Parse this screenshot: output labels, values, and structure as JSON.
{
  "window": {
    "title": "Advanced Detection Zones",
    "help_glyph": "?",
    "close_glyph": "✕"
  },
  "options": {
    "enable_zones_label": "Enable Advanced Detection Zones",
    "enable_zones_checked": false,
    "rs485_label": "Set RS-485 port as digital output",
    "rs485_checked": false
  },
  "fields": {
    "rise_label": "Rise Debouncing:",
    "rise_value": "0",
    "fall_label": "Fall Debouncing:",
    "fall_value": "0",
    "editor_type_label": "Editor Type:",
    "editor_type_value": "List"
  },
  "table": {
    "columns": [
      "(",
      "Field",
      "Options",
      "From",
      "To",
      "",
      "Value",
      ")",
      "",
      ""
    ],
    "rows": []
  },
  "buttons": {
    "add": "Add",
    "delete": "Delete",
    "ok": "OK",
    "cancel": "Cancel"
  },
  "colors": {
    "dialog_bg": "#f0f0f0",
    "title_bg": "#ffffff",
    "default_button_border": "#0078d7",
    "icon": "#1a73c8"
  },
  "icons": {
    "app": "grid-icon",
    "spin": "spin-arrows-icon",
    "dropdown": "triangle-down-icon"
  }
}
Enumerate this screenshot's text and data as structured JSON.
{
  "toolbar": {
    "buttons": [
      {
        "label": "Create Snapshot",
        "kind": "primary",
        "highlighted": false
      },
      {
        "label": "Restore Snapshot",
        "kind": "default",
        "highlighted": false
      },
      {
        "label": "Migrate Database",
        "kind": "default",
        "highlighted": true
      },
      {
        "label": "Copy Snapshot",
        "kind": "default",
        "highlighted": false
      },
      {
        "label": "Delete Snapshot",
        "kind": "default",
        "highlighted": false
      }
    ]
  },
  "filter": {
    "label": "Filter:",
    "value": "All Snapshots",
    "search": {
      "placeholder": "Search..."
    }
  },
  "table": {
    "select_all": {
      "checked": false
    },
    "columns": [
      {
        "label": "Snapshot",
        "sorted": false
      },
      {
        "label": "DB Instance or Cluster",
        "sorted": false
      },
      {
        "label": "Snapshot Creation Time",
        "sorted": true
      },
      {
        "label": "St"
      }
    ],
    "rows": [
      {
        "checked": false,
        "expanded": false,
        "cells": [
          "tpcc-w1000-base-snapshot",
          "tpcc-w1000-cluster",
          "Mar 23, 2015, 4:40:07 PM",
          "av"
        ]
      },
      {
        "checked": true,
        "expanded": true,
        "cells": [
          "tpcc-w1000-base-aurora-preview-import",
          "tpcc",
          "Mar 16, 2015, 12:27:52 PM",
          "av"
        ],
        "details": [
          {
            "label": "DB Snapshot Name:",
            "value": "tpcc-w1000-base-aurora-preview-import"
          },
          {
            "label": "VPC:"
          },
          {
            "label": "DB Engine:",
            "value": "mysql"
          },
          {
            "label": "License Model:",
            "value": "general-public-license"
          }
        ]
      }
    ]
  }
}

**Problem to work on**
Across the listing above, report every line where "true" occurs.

**Answer below**
        "highlighted": true
        "sorted": true
        "checked": true,
        "expanded": true,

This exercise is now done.